[Excerpts from a dataset]

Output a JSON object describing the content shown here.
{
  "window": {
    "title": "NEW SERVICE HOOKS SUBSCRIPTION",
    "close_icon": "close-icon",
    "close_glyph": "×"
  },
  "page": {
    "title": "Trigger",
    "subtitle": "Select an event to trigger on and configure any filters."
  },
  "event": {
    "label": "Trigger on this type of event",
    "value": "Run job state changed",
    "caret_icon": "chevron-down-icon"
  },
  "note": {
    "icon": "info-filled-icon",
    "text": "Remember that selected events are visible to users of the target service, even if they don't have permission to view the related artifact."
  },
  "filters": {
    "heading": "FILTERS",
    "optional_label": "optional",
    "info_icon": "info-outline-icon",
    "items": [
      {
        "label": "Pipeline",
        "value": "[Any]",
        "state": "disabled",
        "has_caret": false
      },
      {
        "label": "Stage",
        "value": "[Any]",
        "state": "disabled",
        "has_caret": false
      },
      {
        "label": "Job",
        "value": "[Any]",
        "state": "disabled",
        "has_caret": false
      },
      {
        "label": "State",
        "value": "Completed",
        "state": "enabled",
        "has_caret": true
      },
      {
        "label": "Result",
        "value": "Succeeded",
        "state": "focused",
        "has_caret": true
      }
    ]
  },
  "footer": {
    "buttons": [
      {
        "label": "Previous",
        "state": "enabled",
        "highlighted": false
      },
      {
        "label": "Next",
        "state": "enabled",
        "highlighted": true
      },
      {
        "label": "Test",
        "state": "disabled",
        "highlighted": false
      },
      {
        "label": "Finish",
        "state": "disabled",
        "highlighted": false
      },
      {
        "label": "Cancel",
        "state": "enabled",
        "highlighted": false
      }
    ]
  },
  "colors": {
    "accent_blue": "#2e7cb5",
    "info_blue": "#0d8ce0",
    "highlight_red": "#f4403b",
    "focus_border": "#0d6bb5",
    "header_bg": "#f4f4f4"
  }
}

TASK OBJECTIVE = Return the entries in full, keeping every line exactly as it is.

ANSWER AREA =
Output a JSON object describing the content shown here.
{
  "window": {
    "title": "NEW SERVICE HOOKS SUBSCRIPTION",
    "close_icon": "close-icon",
    "close_glyph": "×"
  },
  "page": {
    "title": "Trigger",
    "subtitle": "Select an event to trigger on and configure any filters."
  },
  "event": {
    "label": "Trigger on this type of event",
    "value": "Run job state changed",
    "caret_icon": "chevron-down-icon"
  },
  "note": {
    "icon": "info-filled-icon",
    "text": "Remember that selected events are visible to users of the target service, even if they don't have permission to view the related artifact."
  },
  "filters": {
    "heading": "FILTERS",
    "optional_label": "optional",
    "info_icon": "info-outline-icon",
    "items": [
      {
        "label": "Pipeline",
        "value": "[Any]",
        "state": "disabled",
        "has_caret": false
      },
      {
        "label": "Stage",
        "value": "[Any]",
        "state": "disabled",
        "has_caret": false
      },
      {
        "label": "Job",
        "value": "[Any]",
        "state": "disabled",
        "has_caret": false
      },
      {
        "label": "State",
        "value": "Completed",
        "state": "enabled",
        "has_caret": true
      },
      {
        "label": "Result",
        "value": "Succeeded",
        "state": "focused",
        "has_caret": true
      }
    ]
  },
  "footer": {
    "buttons": [
      {
        "label": "Previous",
        "state": "enabled",
        "highlighted": false
      },
      {
        "label": "Next",
        "state": "enabled",
        "highlighted": true
      },
      {
        "label": "Test",
        "state": "disabled",
        "highlighted": false
      },
      {
        "label": "Finish",
        "state": "disabled",
        "highlighted": false
      },
      {
        "label": "Cancel",
        "state": "enabled",
        "highlighted": false
      }
    ]
  },
  "colors": {
    "accent_blue": "#2e7cb5",
    "info_blue": "#0d8ce0",
    "highlight_red": "#f4403b",
    "focus_border": "#0d6bb5",
    "header_bg": "#f4f4f4"
  }
}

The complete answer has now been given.